Work to be completed:
How many of the lines below contain the word "README"? Only the number is wanted.

(Entries from a dataset of interfaces)
---
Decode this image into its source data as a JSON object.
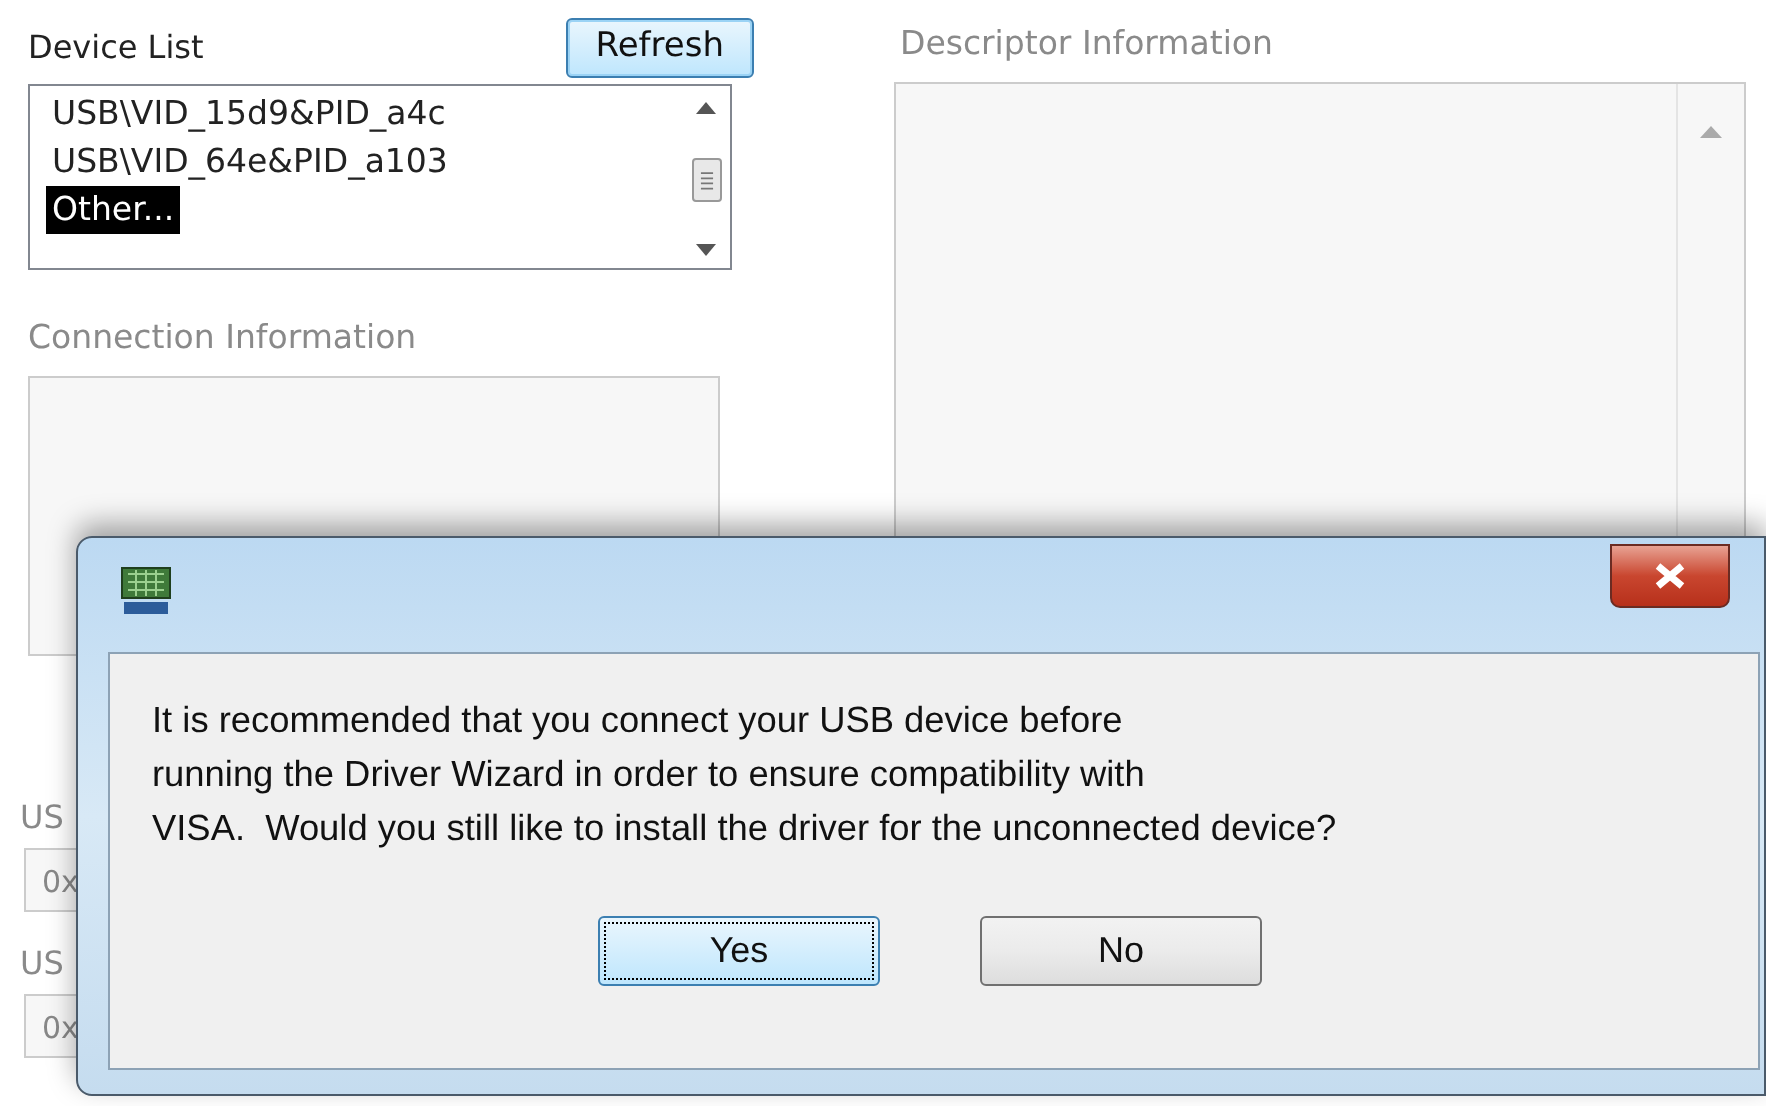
{
  "device_list": {
    "label": "Device List",
    "refresh_button": "Refresh",
    "items": [
      {
        "text": "USB\\VID_15d9&PID_a4c",
        "selected": false
      },
      {
        "text": "USB\\VID_64e&PID_a103",
        "selected": false
      },
      {
        "text": "Other...",
        "selected": true
      }
    ]
  },
  "connection_information": {
    "label": "Connection Information"
  },
  "descriptor_information": {
    "label": "Descriptor Information"
  },
  "partial_fields": [
    {
      "label": "US",
      "value": "0x"
    },
    {
      "label": "US",
      "value": "0x"
    }
  ],
  "dialog": {
    "message": "It is recommended that you connect your USB device before\nrunning the Driver Wizard in order to ensure compatibility with\nVISA.  Would you still like to install the driver for the unconnected device?",
    "buttons": [
      {
        "label": "Yes",
        "focused": true
      },
      {
        "label": "No",
        "focused": false
      }
    ]
  }
}
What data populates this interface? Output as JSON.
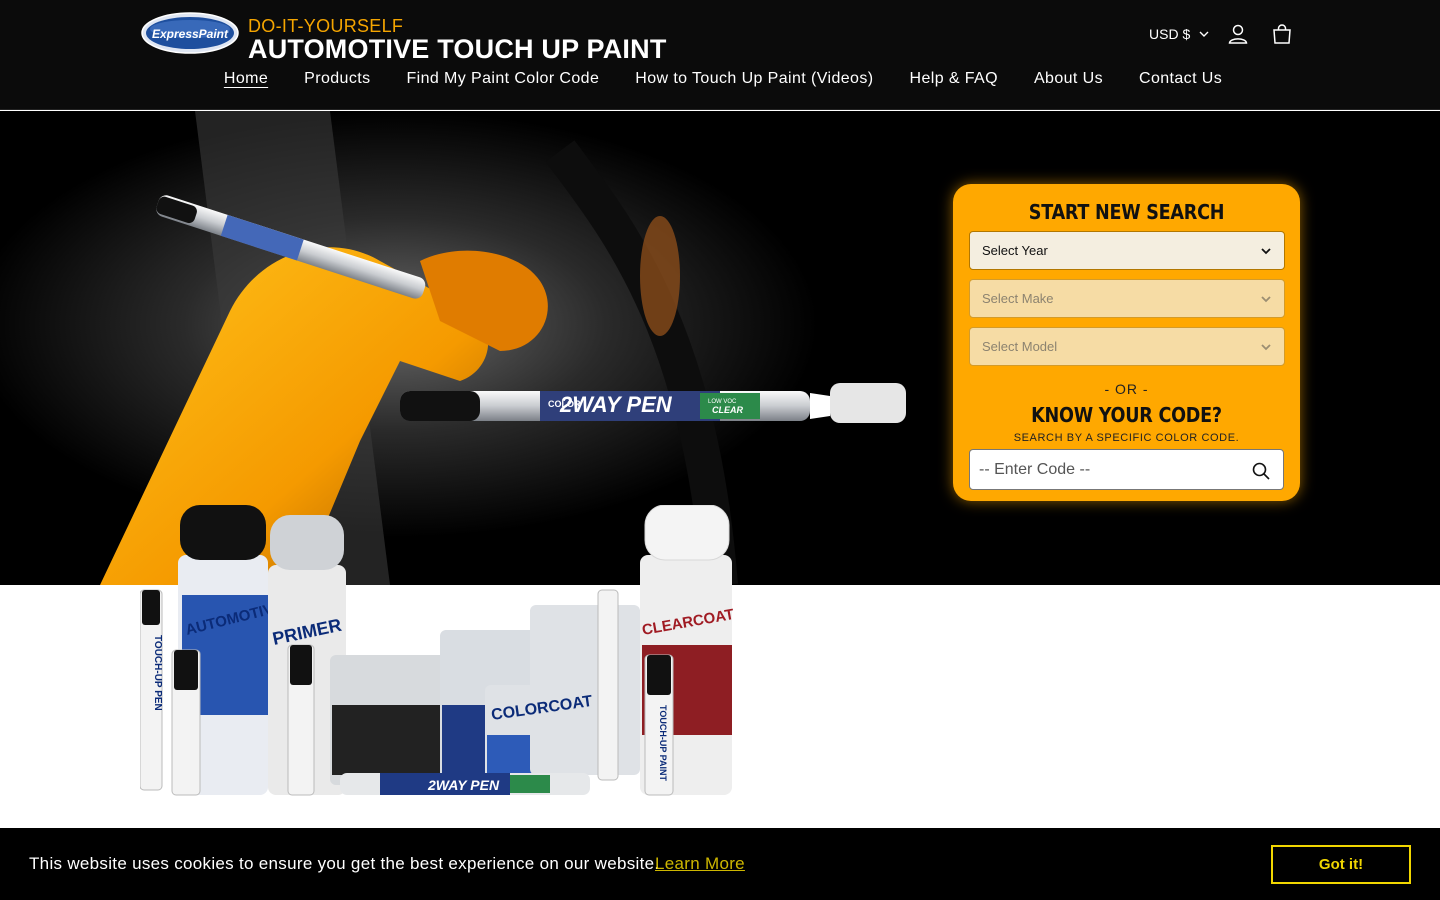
{
  "header": {
    "logo_alt": "ExpressPaint",
    "tagline": "DO-IT-YOURSELF",
    "title": "AUTOMOTIVE TOUCH UP PAINT",
    "currency": "USD $",
    "account_icon": "user-icon",
    "cart_icon": "bag-icon"
  },
  "nav": {
    "items": [
      {
        "label": "Home",
        "active": true
      },
      {
        "label": "Products"
      },
      {
        "label": "Find My Paint Color Code"
      },
      {
        "label": "How to Touch Up Paint (Videos)"
      },
      {
        "label": "Help & FAQ"
      },
      {
        "label": "About Us"
      },
      {
        "label": "Contact Us"
      }
    ]
  },
  "hero": {
    "pen_band_text": "COLOR",
    "pen_brand": "2WAY PEN",
    "pen_clear": "CLEAR",
    "pen_lowvoc": "LOW VOC"
  },
  "search": {
    "title": "START NEW SEARCH",
    "year_placeholder": "Select Year",
    "make_placeholder": "Select Make",
    "model_placeholder": "Select Model",
    "or_text": "- OR -",
    "code_title": "KNOW YOUR CODE?",
    "code_subtitle": "SEARCH BY A SPECIFIC COLOR CODE.",
    "code_placeholder": "-- Enter Code --"
  },
  "products_image": {
    "labels": [
      "AUTOMOTIVE",
      "PRIMER",
      "CLEARCOAT",
      "TOUCH-UP PEN",
      "TOUCH-UP PAINT",
      "COLORCOAT",
      "2WAY PEN"
    ]
  },
  "cookie": {
    "message": "This website uses cookies to ensure you get the best experience on our website.",
    "link": "Learn More",
    "button": "Got it!"
  },
  "colors": {
    "accent": "#ffa800",
    "tagline": "#f5a500",
    "cookie_button": "#f1d600",
    "header_bg": "#0b0b0b"
  }
}
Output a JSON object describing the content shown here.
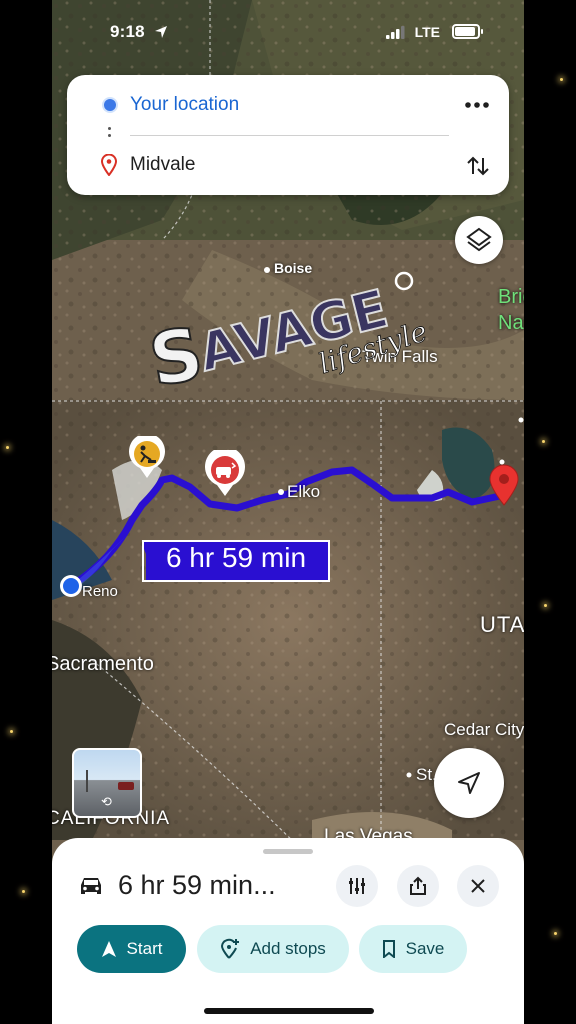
{
  "status_bar": {
    "time": "9:18",
    "network": "LTE"
  },
  "directions": {
    "origin": "Your location",
    "destination": "Midvale"
  },
  "map": {
    "route_duration_label": "6 hr 59 min",
    "route_color": "#3012c9",
    "place_labels": [
      {
        "text": "Boise",
        "name": "label-boise"
      },
      {
        "text": "Elko",
        "name": "label-elko"
      },
      {
        "text": "Twin Falls",
        "name": "label-twin-falls"
      },
      {
        "text": "Reno",
        "name": "label-reno"
      },
      {
        "text": "Sacramento",
        "name": "label-sacramento"
      },
      {
        "text": "UTAH",
        "name": "label-utah"
      },
      {
        "text": "Cedar City",
        "name": "label-cedar-city"
      },
      {
        "text": "St. George",
        "name": "label-st-george"
      },
      {
        "text": "CALIFORNIA",
        "name": "label-california"
      },
      {
        "text": "Las Vegas",
        "name": "label-las-vegas"
      },
      {
        "text": "Bridger National",
        "name": "label-bridger"
      }
    ],
    "watermark": "SAVAGE lifestyle"
  },
  "bottom_sheet": {
    "duration": "6 hr 59 min...",
    "start_label": "Start",
    "add_stops_label": "Add stops",
    "save_label": "Save"
  },
  "icons": [
    "navigation-arrow-icon",
    "signal-icon",
    "battery-icon",
    "more-icon",
    "pin-icon",
    "swap-icon",
    "layers-icon",
    "construction-icon",
    "crash-icon",
    "destination-pin-icon",
    "locate-icon",
    "street-view-icon",
    "car-icon",
    "tune-icon",
    "share-icon",
    "close-icon",
    "start-arrow-icon",
    "add-stop-icon",
    "bookmark-icon"
  ],
  "colors": {
    "accent": "#0b7380",
    "pill_bg": "#d4f3f3",
    "link_blue": "#1a66d2"
  }
}
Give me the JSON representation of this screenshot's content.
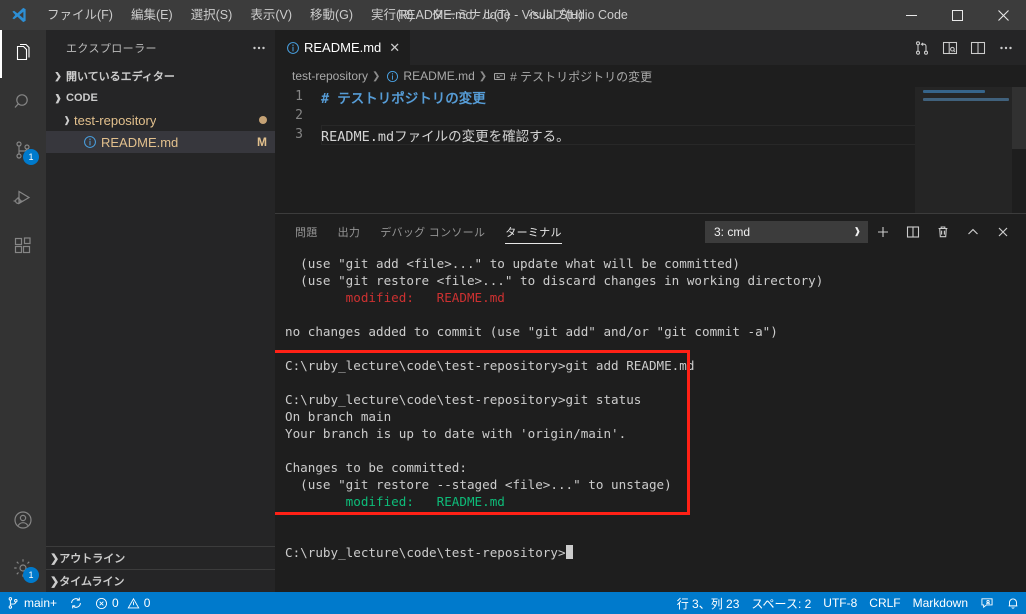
{
  "window": {
    "title": "README.md - code - Visual Studio Code",
    "minimize": "—",
    "maximize": "☐",
    "close": "✕"
  },
  "menu": {
    "items": [
      {
        "label": "ファイル(F)"
      },
      {
        "label": "編集(E)"
      },
      {
        "label": "選択(S)"
      },
      {
        "label": "表示(V)"
      },
      {
        "label": "移動(G)"
      },
      {
        "label": "実行(R)"
      },
      {
        "label": "ターミナル(T)"
      },
      {
        "label": "ヘルプ(H)"
      }
    ]
  },
  "activitybar": {
    "items": [
      {
        "name": "explorer",
        "badge": ""
      },
      {
        "name": "search",
        "badge": ""
      },
      {
        "name": "source-control",
        "badge": "1"
      },
      {
        "name": "run-and-debug",
        "badge": ""
      },
      {
        "name": "extensions",
        "badge": ""
      }
    ],
    "bottom": [
      {
        "name": "accounts",
        "badge": ""
      },
      {
        "name": "settings",
        "badge": "1"
      }
    ]
  },
  "sidebar": {
    "title": "エクスプローラー",
    "open_editors": "開いているエディター",
    "workspace": "CODE",
    "tree": [
      {
        "label": "test-repository",
        "indent": 1,
        "dirty": true,
        "deco": "",
        "selected": false,
        "type": "folder"
      },
      {
        "label": "README.md",
        "indent": 2,
        "dirty": false,
        "deco": "M",
        "selected": true,
        "type": "file"
      }
    ],
    "bottom_sections": [
      {
        "label": "アウトライン"
      },
      {
        "label": "タイムライン"
      }
    ]
  },
  "editor": {
    "tab": {
      "label": "README.md",
      "close": "✕"
    },
    "actions": [
      "compare-changes-icon",
      "open-preview-to-side-icon",
      "split-editor-icon",
      "more-actions-icon"
    ],
    "breadcrumbs": [
      {
        "label": "test-repository",
        "icon": ""
      },
      {
        "label": "README.md",
        "icon": "file-info-icon"
      },
      {
        "label": "# テストリポジトリの変更",
        "icon": "symbol-string-icon"
      }
    ],
    "lines": [
      {
        "num": "1",
        "text": "# テストリポジトリの変更",
        "style": "heading",
        "current": false
      },
      {
        "num": "2",
        "text": "",
        "style": "text",
        "current": false
      },
      {
        "num": "3",
        "text": "README.mdファイルの変更を確認する。",
        "style": "text",
        "current": true
      }
    ]
  },
  "panel": {
    "tabs": [
      {
        "label": "問題",
        "active": false
      },
      {
        "label": "出力",
        "active": false
      },
      {
        "label": "デバッグ コンソール",
        "active": false
      },
      {
        "label": "ターミナル",
        "active": true
      }
    ],
    "terminal_select": "3: cmd",
    "actions": [
      "new-terminal-icon",
      "split-terminal-icon",
      "kill-terminal-icon",
      "maximize-panel-icon",
      "close-panel-icon"
    ],
    "terminal_lines": [
      {
        "text": "  (use \"git add <file>...\" to update what will be committed)",
        "color": "default"
      },
      {
        "text": "  (use \"git restore <file>...\" to discard changes in working directory)",
        "color": "default"
      },
      {
        "text": "        modified:   README.md",
        "color": "red"
      },
      {
        "text": "",
        "color": "default"
      },
      {
        "text": "no changes added to commit (use \"git add\" and/or \"git commit -a\")",
        "color": "default"
      },
      {
        "text": "",
        "color": "default"
      },
      {
        "text": "C:\\ruby_lecture\\code\\test-repository>git add README.md",
        "color": "default"
      },
      {
        "text": "",
        "color": "default"
      },
      {
        "text": "C:\\ruby_lecture\\code\\test-repository>git status",
        "color": "default"
      },
      {
        "text": "On branch main",
        "color": "default"
      },
      {
        "text": "Your branch is up to date with 'origin/main'.",
        "color": "default"
      },
      {
        "text": "",
        "color": "default"
      },
      {
        "text": "Changes to be committed:",
        "color": "default"
      },
      {
        "text": "  (use \"git restore --staged <file>...\" to unstage)",
        "color": "default"
      },
      {
        "text": "        modified:   README.md",
        "color": "green"
      },
      {
        "text": "",
        "color": "default"
      },
      {
        "text": "",
        "color": "default"
      },
      {
        "text": "C:\\ruby_lecture\\code\\test-repository>",
        "color": "default",
        "cursor": true
      }
    ],
    "highlight_color": "#ff2116"
  },
  "statusbar": {
    "branch": "main+",
    "errors": "0",
    "warnings": "0",
    "cursor_position": "行 3、列 23",
    "indentation": "スペース: 2",
    "encoding": "UTF-8",
    "eol": "CRLF",
    "language": "Markdown",
    "accent": "#007acc"
  }
}
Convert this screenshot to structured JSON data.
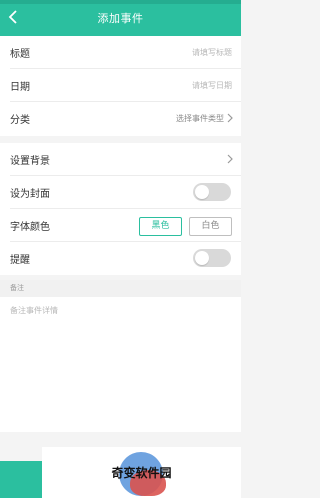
{
  "header": {
    "title": "添加事件",
    "back_icon": "chevron-left-icon",
    "color": "#2bbf9f"
  },
  "form": {
    "title_label": "标题",
    "title_placeholder": "请填写标题",
    "date_label": "日期",
    "date_placeholder": "请填写日期",
    "category_label": "分类",
    "category_value": "选择事件类型"
  },
  "settings": {
    "background_label": "设置背景",
    "cover_label": "设为封面",
    "cover_on": false,
    "font_color_label": "字体颜色",
    "font_color_black": "黑色",
    "font_color_white": "白色",
    "font_color_selected": "黑色",
    "reminder_label": "提醒",
    "reminder_on": false
  },
  "note": {
    "header": "备注",
    "placeholder": "备注事件详情"
  },
  "watermark": {
    "text": "奇变软件园"
  }
}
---
Response to the task:
8